Bega is not a city. It could be called a growing town, but that could also be an exaggeration. So what place does this rural NSW community of less than 5000 people have on a website about city trends and urban ideas? The answer is a community energy project that is both forward thinking and practical. It's something many cities in Australia and around the world could learn from.
In 2012 the Bega Library had solar panels installed on it's roof by NSW government-owned corporation, Essential Energy. The solar panel network provides not only a self-sufficient, energy efficient library, but also stores energy in a battery bank that can supply power to the community grid and reduces electricity costs for ratepayers and the council. The project is part of a larger trial in the Bega Valley of Essential Energy's Intelligent Network. The trial, a first for regional NSW, includes the use of in-home displays and meters, power line sensors and other automated equipment, and LED lights for Bega's main street street-lighting, which are both brighter and more power efficient.

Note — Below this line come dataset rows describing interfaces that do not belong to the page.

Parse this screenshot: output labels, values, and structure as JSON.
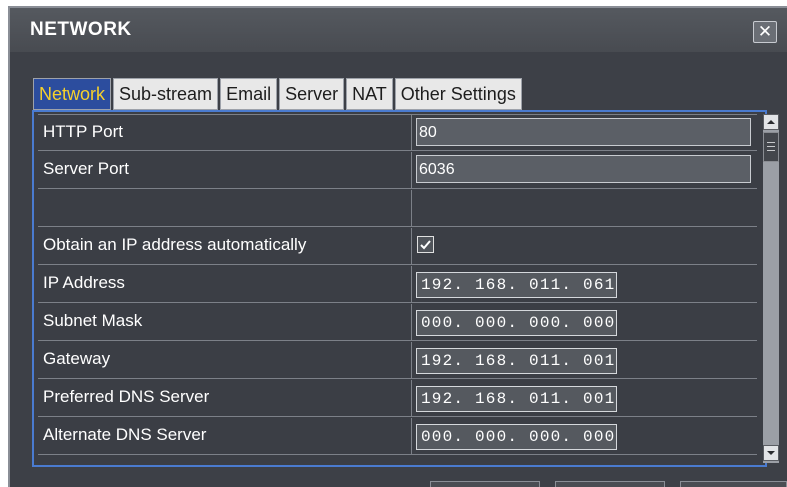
{
  "window": {
    "title": "NETWORK",
    "close_label": "✕"
  },
  "tabs": [
    {
      "label": "Network",
      "active": true
    },
    {
      "label": "Sub-stream",
      "active": false
    },
    {
      "label": "Email",
      "active": false
    },
    {
      "label": "Server",
      "active": false
    },
    {
      "label": "NAT",
      "active": false
    },
    {
      "label": "Other Settings",
      "active": false
    }
  ],
  "network": {
    "http_port": {
      "label": "HTTP Port",
      "value": "80"
    },
    "server_port": {
      "label": "Server Port",
      "value": "6036"
    },
    "obtain_ip": {
      "label": "Obtain an IP address automatically",
      "checked": true
    },
    "ip_address": {
      "label": "IP Address",
      "value": "192. 168. 011. 061"
    },
    "subnet_mask": {
      "label": "Subnet Mask",
      "value": "000. 000. 000. 000"
    },
    "gateway": {
      "label": "Gateway",
      "value": "192. 168. 011. 001"
    },
    "preferred_dns": {
      "label": "Preferred DNS Server",
      "value": "192. 168. 011. 001"
    },
    "alternate_dns": {
      "label": "Alternate DNS Server",
      "value": "000. 000. 000. 000"
    }
  },
  "colors": {
    "active_tab_bg": "#2c4d9e",
    "active_tab_text": "#f6d12b",
    "panel_border": "#4a7bd0"
  },
  "icons": {
    "close": "close-icon",
    "checkbox": "checkmark-icon",
    "scroll_up": "scroll-up-arrow-icon",
    "scroll_down": "scroll-down-arrow-icon"
  }
}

Member for Bega, Andrew Constance, said of the project in the Bega District News, "Over the past few years we've seen a lot of interest and investment in both larger-scale commercial and individual home solar generation in NSW, but, until now, no-one has focused on its use in providing low-cost, clean energy for community assets or small population clusters." Mr Constance also stated that in the future, renewable energy systems of this kind will improve power supply quality and offer a more cost-effective and sustainable energy solution for neighbourhood communities.
With Australia's environmental policies and strategies constantly being debated, particularly with reference to the Carbon tax or an emissions trading scheme, it's nice to see an effective forward-thinking renewable energy project with clear goals actually being realised for the benefit of both local community and the environment, even if it is only on a small scale. But the idea behind the project of providing efficient renewable energy sources for communities is a trend that can be seen in many other places on many scales. For example, the City of Sydney currently has a new renewable energy master plan on exhibition which outlines how 100% of the City’s electricity, heating and cooling can come from renewable energy sources by 2030, using renewable electricity and renewable gases. And the European Commission has outlined that the EU aims to get 20% of its energy from renewable sources by 2020.